STARKVILLE, Miss. – To honor a man who advanced Mississippi agriculture by innovative efforts on his farm and through his coalition with agricultural education, research and leadership organizations, Mississippi State University is establishing the Rick Parsons Scholarship.
Mississippi State’s College of Agriculture and Life Sciences has announced that all proceeds from the 2004 annual Mississippi Agriculture Open Golf Tournament will go to fund a $50,000 endowed scholarship in honor and memory of Mr. Parsons.
Mr. Parsons, a Delta cotton, soybean, corn and rice farmer and a 1970 graduate of MSU, died unexpectedly at his home in Vance, Miss., Feb. 16
The tournament will be held at 10 a.m. on the MSU Golf Course, Aug. 13. The format is a four-man scramble with a $1,000 donation per team or $150 for individual players. A portion of the fee is tax deductible. Rep. Chip Pickering, R-Miss., is scheduled to be the keynote speaker at the $100 a plate, pre-tournament dinner at MSU on Aug. 12.
“The endowment will be used to provide annual academic awards in perpetuity for deserving students in CALS,” says Jud Skelton, director of development for CALS. “Money raised from the tournament and dinner will help fund the scholarship. We’ve received more than $12,000 in donations and hope to exceed our $50,000 goal by the end of the summer.”
Parsons, who was 56 at his death, farmed more than 9,000 acres of cotton and grain and served numerous state and national agricultural organizations through membership and leadership roles.
He is remembered throughout the agricultural community for his dedication to problem solving and willingness to be the first to try new ideas.
“In addition to his love for his family, of which he spoke often, Rick Parsons was an innovator in production agriculture having had the vision to use precision agriculture technology early on in conjunction with crop rotation, yield monitors, field mapping, aerial imagery and variable rate applications,” says friend and fellow farmer, Kenneth Hood of Gunnison.
“Besides being one of my closest friends, Rick had a special way of touching everyone he associated with because of his divine sincerity to listen, whether related to personal or business questions,” Hood says.
“He had the unique ability to assess problems from a number of different perspectives and offer workable solutions,” adds Hood. “I cherished his friendship even more when perhaps things would seem not be pressing forward as projected and his dry sense of humor would kick in and soon everyone would be back in harmony.
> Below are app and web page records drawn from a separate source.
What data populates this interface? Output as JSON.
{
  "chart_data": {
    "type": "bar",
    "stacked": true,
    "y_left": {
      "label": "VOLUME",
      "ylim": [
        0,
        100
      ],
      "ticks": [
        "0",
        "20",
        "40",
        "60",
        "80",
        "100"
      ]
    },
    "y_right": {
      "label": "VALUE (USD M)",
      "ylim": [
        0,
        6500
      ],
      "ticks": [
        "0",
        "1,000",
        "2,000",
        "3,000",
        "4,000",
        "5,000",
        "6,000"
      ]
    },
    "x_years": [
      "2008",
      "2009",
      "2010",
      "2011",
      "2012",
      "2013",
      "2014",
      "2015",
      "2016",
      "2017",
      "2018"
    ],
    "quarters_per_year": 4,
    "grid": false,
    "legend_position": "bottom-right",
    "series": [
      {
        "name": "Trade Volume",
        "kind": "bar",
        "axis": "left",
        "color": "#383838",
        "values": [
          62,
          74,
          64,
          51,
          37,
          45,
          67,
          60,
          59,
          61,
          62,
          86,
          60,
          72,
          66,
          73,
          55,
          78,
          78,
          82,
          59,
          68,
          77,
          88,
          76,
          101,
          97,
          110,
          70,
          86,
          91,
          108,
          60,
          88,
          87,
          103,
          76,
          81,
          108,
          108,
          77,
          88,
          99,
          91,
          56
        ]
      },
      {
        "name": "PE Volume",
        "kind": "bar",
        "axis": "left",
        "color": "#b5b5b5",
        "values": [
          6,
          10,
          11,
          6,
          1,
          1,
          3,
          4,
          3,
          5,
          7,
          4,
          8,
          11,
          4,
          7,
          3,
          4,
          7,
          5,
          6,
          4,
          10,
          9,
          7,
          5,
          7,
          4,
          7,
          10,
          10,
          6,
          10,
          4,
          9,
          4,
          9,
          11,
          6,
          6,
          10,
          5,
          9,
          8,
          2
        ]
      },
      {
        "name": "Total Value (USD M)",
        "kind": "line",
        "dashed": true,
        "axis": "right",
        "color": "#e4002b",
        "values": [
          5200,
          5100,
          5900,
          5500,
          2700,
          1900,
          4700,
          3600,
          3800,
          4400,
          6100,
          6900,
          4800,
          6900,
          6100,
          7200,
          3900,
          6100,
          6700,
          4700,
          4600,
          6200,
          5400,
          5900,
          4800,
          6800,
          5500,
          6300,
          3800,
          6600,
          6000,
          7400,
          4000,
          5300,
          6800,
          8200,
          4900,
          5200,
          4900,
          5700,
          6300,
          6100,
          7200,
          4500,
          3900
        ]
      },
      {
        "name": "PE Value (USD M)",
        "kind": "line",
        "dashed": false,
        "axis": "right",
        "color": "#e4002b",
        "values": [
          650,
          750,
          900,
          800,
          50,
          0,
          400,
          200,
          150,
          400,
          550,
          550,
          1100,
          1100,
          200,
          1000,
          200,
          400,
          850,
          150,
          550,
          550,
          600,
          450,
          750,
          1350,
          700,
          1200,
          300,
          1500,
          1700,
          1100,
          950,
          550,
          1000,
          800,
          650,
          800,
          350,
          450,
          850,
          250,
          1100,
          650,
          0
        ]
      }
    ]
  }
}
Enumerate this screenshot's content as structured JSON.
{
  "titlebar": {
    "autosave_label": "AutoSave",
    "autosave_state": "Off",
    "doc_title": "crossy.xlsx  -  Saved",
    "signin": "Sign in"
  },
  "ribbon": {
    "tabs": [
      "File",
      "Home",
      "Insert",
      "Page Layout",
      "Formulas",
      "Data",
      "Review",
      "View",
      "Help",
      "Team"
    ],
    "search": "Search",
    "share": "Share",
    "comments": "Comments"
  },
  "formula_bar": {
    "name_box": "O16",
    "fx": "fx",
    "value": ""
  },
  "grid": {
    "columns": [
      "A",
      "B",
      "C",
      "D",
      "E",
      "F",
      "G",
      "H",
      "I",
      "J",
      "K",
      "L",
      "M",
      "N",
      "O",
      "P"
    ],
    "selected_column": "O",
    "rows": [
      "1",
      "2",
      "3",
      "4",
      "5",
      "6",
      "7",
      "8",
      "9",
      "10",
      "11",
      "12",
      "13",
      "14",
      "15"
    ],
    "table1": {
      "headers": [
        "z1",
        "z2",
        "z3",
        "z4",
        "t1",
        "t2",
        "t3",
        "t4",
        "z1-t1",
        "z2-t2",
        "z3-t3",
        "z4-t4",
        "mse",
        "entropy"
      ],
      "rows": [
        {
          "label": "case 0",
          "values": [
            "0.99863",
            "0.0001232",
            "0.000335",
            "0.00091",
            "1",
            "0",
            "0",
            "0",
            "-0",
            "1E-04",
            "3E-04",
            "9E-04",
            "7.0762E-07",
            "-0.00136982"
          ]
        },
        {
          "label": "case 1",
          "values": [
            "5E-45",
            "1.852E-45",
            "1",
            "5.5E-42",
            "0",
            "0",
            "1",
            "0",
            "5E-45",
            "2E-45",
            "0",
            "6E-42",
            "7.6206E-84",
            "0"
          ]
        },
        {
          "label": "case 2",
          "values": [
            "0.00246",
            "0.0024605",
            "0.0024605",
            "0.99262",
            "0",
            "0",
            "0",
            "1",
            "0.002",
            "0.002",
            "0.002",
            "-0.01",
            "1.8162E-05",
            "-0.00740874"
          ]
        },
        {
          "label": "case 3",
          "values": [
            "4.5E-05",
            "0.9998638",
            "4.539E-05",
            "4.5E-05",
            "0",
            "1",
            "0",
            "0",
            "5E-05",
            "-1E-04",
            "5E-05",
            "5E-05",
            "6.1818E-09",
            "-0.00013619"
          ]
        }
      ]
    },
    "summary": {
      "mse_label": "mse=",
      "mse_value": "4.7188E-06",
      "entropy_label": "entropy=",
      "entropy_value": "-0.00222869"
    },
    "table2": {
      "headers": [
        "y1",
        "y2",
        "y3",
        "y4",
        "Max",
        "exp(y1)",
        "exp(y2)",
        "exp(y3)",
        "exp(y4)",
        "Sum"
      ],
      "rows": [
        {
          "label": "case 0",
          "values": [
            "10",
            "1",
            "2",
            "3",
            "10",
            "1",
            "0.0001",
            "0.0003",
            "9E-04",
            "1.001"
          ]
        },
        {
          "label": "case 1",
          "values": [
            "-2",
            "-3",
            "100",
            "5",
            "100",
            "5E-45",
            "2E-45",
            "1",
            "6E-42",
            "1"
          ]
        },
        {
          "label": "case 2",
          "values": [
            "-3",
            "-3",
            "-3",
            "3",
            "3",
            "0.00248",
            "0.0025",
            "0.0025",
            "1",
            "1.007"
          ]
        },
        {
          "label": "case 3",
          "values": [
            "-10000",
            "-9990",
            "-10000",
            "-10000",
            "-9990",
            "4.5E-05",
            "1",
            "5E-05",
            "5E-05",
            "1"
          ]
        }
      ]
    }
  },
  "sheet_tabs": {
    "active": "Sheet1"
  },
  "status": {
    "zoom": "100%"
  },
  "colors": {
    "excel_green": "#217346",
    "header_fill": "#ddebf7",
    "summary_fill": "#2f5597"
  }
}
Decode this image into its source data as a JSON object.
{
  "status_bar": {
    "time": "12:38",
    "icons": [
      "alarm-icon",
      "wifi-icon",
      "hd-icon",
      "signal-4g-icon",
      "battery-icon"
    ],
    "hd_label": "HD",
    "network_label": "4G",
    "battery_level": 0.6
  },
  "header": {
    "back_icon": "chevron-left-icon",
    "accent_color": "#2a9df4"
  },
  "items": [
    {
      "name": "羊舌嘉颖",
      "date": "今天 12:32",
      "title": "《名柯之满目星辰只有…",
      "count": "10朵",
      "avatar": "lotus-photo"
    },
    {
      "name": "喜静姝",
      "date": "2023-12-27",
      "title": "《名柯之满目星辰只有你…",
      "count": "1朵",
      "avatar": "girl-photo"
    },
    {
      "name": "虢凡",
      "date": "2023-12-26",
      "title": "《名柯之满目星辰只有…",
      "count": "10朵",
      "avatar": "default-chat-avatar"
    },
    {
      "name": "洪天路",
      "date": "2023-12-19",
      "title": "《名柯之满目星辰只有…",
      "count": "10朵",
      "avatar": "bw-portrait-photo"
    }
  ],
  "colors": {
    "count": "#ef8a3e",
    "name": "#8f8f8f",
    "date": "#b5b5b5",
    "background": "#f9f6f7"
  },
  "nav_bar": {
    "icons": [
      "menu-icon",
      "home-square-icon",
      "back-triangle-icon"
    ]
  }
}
“I had the privilege of serving on a number of committees with Rick, and we traveled together quite often. I will always remember these special times and will never forget the camaraderie of my true friend.”
Earl Manning of Memphis, former editor with the Progressive Farmer magazine and also a MSU alumnus, remembers Parsons’ welcoming attitude to everyone who stopped by his home or office.
“I had a habit of dropping by Rick's during planting, spraying or harvesting to shoot stock photos,” says Manning. “Rick was always gracious to let us ‘go where you want to go, do what you want to do’ anywhere on the farm. He was one of those automatic sources you could count on, and he was honest, reliable and helpful to a fault. He was never too busy to help a struggling ag journalist desperate for a story, a quote or a favor.”
Former MSU Extension cotton specialist Will McCarty, who now serves as the agricultural program leader for the organization, worked closely with Rick throughout his 20- plus years as a cotton specialist.
“Rick was a great friend to me and to Mississippi agriculture,” says McCarty. “He pushed through numerous barriers to establish one of the highest yielding and efficiently managed row crop operations in Mississippi.
“Rick was generous in his time and with access to his operation. Through the years, Rick's farm was often chosen for agricultural management verifications and trials including variety plots, precision farming applications, nematode management and fertility management. The information gathered as a direct result of Rick's cooperation was a tremendous benefit to Mississippi agriculture,” adds McCarty. “I'm sure he would be humbled but honored by the establishment of this scholarship.”
Anyone interested in taking part in the golf tournament or in making a donation to the scholarship fund should contact Skelton at 662-325-0643 or by e-mail at jskelton @foundation.msstate.edu.